## Task to complete
Go through the material line by line and tally those containing the string "burnt". Only the tally is wanted.

## Stored data
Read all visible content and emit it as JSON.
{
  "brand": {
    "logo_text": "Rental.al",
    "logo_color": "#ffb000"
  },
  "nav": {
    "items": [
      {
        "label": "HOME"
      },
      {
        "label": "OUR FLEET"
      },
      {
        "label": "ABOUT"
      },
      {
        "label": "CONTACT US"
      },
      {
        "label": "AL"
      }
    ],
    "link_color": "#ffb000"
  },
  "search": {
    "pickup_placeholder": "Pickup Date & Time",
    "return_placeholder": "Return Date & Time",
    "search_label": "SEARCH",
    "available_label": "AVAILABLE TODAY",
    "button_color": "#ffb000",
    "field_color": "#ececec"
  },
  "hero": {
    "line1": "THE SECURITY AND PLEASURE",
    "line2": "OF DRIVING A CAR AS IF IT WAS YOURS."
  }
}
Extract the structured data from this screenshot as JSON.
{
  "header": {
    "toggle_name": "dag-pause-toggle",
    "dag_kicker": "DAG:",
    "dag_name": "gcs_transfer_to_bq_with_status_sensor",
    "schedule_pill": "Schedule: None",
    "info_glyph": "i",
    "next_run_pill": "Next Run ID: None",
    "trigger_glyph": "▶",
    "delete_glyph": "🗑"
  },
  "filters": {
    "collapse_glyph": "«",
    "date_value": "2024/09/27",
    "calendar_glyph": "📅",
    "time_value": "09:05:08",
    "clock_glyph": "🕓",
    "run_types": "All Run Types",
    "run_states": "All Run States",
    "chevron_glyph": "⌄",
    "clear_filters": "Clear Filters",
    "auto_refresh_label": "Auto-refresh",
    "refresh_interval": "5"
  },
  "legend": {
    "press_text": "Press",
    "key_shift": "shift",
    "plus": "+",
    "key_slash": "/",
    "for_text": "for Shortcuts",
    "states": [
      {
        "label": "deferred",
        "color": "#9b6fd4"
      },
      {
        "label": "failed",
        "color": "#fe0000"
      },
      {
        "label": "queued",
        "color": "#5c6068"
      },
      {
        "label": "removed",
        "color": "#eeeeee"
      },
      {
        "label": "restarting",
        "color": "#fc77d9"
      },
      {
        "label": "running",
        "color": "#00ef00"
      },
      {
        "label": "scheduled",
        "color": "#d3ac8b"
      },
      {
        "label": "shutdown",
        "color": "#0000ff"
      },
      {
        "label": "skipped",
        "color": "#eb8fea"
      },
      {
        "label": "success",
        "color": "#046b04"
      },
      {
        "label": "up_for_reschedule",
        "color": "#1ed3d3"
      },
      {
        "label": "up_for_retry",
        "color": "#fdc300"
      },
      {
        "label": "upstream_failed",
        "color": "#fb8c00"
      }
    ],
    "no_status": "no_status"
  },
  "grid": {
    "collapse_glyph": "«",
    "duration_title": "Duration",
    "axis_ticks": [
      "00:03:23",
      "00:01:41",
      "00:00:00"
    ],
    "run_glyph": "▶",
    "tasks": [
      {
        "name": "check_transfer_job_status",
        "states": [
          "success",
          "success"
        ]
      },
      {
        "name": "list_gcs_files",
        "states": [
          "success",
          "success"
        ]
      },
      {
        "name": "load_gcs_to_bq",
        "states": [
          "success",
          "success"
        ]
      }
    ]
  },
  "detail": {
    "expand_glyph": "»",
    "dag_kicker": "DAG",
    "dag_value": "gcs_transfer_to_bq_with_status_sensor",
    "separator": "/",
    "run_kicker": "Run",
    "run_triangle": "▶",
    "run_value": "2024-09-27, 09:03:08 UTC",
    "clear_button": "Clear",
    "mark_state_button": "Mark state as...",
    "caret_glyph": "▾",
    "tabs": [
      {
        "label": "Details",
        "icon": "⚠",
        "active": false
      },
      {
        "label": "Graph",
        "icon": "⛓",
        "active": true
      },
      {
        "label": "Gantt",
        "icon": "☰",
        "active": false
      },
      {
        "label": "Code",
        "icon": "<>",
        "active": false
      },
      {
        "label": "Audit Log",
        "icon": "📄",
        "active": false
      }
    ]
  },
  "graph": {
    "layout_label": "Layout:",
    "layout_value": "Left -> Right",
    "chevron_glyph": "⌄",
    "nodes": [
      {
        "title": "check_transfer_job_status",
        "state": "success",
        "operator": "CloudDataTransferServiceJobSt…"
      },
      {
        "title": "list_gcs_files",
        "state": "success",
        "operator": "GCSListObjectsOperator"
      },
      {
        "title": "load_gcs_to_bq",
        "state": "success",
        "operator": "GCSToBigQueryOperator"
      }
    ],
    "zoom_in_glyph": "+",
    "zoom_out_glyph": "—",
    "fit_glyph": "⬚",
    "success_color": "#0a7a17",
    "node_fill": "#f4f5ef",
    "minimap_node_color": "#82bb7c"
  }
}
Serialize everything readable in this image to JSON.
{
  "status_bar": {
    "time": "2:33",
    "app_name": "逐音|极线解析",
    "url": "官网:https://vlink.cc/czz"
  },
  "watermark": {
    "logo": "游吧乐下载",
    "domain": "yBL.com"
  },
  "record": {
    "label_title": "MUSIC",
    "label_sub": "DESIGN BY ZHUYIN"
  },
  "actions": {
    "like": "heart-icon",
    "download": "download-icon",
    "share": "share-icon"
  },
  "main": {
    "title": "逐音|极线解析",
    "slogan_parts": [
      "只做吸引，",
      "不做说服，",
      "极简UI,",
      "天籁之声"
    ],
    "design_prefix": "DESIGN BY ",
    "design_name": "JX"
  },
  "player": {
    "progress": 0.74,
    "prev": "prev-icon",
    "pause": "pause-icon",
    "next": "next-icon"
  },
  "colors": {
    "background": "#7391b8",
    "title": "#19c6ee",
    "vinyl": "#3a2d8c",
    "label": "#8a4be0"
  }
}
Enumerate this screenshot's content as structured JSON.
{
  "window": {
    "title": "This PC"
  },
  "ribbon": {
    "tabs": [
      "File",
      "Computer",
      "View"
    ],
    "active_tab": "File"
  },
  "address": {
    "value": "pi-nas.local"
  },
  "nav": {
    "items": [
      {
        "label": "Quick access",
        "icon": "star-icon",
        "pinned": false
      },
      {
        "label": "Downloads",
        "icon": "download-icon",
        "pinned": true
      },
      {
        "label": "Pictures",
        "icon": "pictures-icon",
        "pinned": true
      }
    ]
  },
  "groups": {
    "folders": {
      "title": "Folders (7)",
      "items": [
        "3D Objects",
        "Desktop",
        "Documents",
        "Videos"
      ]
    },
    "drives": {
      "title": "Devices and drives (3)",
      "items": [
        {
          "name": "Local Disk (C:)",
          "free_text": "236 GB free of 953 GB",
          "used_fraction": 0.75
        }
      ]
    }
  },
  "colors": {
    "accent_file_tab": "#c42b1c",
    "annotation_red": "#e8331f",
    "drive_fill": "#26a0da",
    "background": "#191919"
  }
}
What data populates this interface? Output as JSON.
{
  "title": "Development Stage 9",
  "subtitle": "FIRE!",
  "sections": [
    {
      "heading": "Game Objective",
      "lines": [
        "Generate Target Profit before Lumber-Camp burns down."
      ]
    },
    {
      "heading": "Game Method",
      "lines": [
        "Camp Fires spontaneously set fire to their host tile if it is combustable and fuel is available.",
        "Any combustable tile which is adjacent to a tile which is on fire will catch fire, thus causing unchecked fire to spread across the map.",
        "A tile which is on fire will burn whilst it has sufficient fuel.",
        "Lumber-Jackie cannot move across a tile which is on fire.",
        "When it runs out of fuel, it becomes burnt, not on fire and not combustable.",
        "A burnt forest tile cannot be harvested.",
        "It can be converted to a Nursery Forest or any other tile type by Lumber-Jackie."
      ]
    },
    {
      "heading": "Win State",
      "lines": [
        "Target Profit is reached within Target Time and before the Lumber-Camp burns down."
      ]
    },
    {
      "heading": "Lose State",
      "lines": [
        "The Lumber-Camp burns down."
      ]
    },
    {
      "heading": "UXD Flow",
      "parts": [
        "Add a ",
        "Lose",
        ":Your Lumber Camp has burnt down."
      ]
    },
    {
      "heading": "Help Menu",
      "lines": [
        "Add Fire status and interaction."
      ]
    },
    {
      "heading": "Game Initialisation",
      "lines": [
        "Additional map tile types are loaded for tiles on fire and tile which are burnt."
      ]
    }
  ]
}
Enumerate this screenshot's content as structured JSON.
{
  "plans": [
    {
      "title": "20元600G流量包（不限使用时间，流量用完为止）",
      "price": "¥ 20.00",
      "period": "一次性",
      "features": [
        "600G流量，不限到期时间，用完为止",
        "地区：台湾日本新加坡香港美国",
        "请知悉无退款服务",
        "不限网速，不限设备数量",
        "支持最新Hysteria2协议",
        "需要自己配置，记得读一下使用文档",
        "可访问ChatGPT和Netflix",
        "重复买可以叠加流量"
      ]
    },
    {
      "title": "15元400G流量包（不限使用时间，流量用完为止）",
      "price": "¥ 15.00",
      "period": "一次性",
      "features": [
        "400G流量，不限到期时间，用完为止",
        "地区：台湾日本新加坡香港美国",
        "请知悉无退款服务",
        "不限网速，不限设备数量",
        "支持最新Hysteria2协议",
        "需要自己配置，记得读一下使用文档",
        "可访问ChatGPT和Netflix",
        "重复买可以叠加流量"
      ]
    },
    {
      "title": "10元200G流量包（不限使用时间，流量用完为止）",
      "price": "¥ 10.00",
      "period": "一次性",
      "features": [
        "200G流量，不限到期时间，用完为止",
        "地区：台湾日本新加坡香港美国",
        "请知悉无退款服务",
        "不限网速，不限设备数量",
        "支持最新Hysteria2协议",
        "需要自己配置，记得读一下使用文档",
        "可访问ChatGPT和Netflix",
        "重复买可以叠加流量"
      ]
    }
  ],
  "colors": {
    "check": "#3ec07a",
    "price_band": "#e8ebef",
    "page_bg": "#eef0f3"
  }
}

## Result of this task
4